A treatment provider will likely not have the relevant information on available properties, your entitlements and what a housing provider can achieve. Therefore it is best if a treatment provider instead comments on what about the current property is impacting your health and what needs to change to mitigate that, an obvious example would be a treatment provider writing on behalf of an asthmatic patient to confirm the patient is asthmatic, confirm that mould not only is a hazard to all but especially to asthma sufferers and as such the patient needs to live in a mould free home or their asthma will continue to be exacerbated.
If your GP refuses to write a letter or will only write a letter for payment, you can challenge this decision with them or their practice. An effective way to do so is if you have had increased appointments and treatment requirements as a result of your housing conditions you should raise that proportionately the letter writing will take less time than future appointments and may resolve the problem reducing the need for future appointments.
When asking a GP to write a letter based on their medical opinion rather than requesting rehousing the letter should effectively be the same content as your appointment note and therefore take very little additional time, this is also why it is best to ask for these letters at the same time as your appointment for your health condition.
So that your clinician understands your housing conditions it is a good idea to take photos to the appointment and show them to your clinician.
Do I have a legal claim as a tenant?
If you have suffered damp and mould, leaks, heating and hot water issues, infestations and other repair problems that have not been fixed within a reasonable time despite your landlord being aware of the problem(s), then you quite possibly have a disrepair claim which is assessed on an individual basis.
If your housing conditions have significantly worsened your, or a member(s) of your household’s, health and wellbeing either by causing asthma, physical injury, or substantially exacerbating a preexisting health condition(s), then you quite possibly have a personal injury claim which is assessed on an individual basis.

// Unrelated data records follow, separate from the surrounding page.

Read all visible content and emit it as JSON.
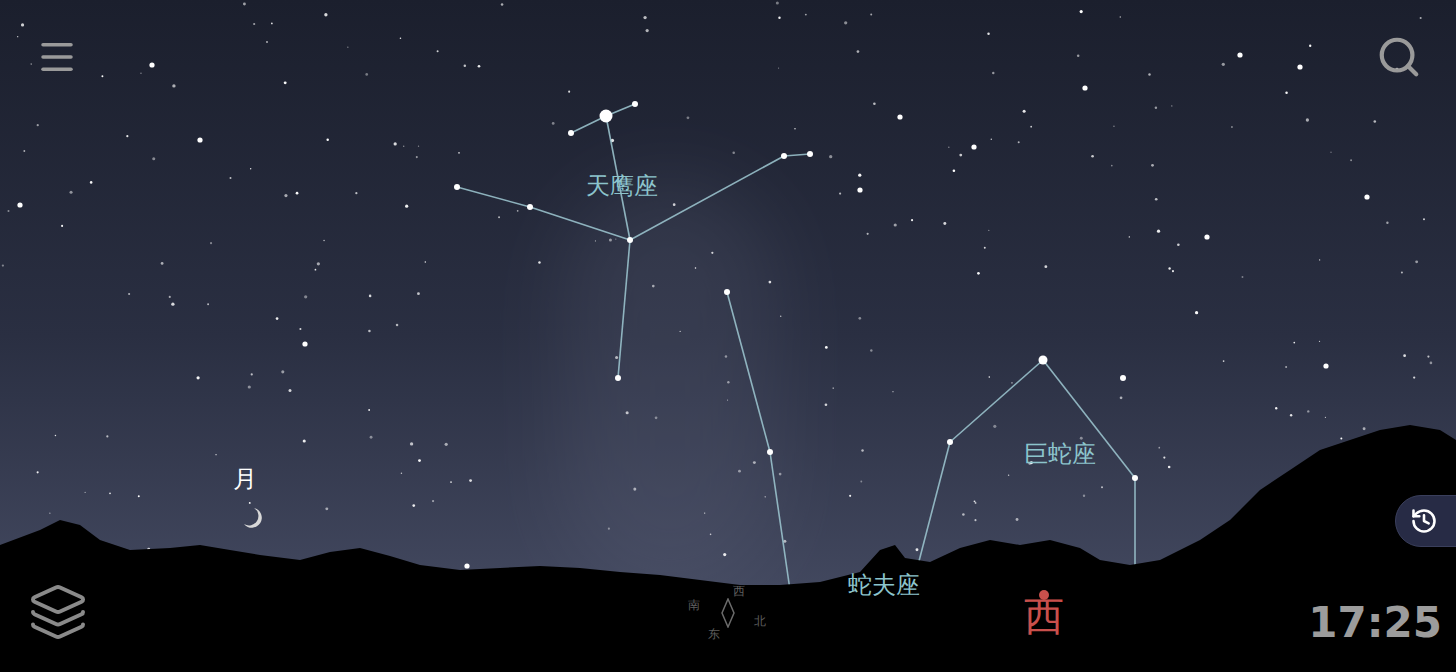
{
  "sky": {
    "constellations": [
      {
        "name": "天鹰座"
      },
      {
        "name": "蛇夫座"
      },
      {
        "name": "巨蛇座"
      }
    ],
    "moon": {
      "label": "月"
    }
  },
  "compass": {
    "labels": [
      "南",
      "西",
      "东",
      "北"
    ]
  },
  "direction": {
    "label": "西"
  },
  "time": "17:25"
}
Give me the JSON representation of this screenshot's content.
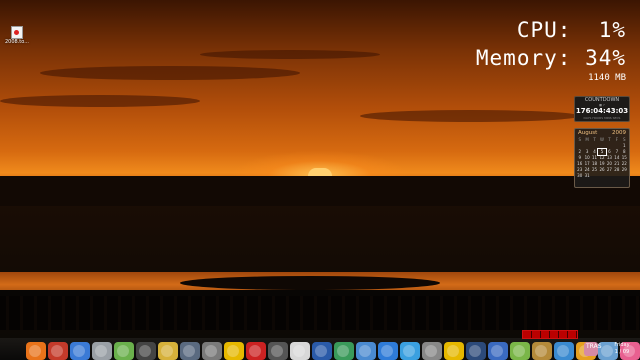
{
  "desktop": {
    "icon_label": "2008.to..."
  },
  "system_meter": {
    "cpu_label": "CPU:",
    "cpu_value": "1%",
    "memory_label": "Memory:",
    "memory_value": "34%",
    "memory_mb": "1140 MB"
  },
  "countdown": {
    "title": "COUNTDOWN",
    "subtitle": "■ 7",
    "units": "DAYS HOURS MINS SECS",
    "value": "176:04:43:03"
  },
  "calendar": {
    "month": "August",
    "year": "2009",
    "weekdays": [
      "S",
      "M",
      "T",
      "W",
      "T",
      "F",
      "S"
    ],
    "days": [
      "",
      "",
      "",
      "",
      "",
      "",
      "1",
      "2",
      "3",
      "4",
      "5",
      "6",
      "7",
      "8",
      "9",
      "10",
      "11",
      "12",
      "13",
      "14",
      "15",
      "16",
      "17",
      "18",
      "19",
      "20",
      "21",
      "22",
      "23",
      "24",
      "25",
      "26",
      "27",
      "28",
      "29",
      "30",
      "31",
      "",
      "",
      "",
      "",
      ""
    ],
    "today": "5"
  },
  "taskbar": {
    "dock_icons": [
      "firefox-icon",
      "media-icon",
      "messenger-icon",
      "drive-icon",
      "apple-icon",
      "app-icon",
      "star-icon",
      "gear-icon",
      "wrench-icon",
      "road-sign-icon",
      "red-circle-icon",
      "folder-icon",
      "document-icon",
      "word-icon",
      "app2-icon",
      "jellyfish-icon",
      "bird-icon",
      "globe-icon",
      "search-icon",
      "app3-icon",
      "display-icon",
      "info-icon",
      "cube-icon",
      "folder2-icon",
      "ie-icon",
      "ring-icon",
      "box-icon",
      "flower-icon"
    ],
    "trash_label": "TRAS",
    "clock_lines": [
      "Friday",
      "1 / 09"
    ]
  }
}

If you would like to speak to Anthony Gold Solicitors LLP about a potential disrepair claim causing illness or injury, you can contact us at email@example.com or call us on 020 7940 4060.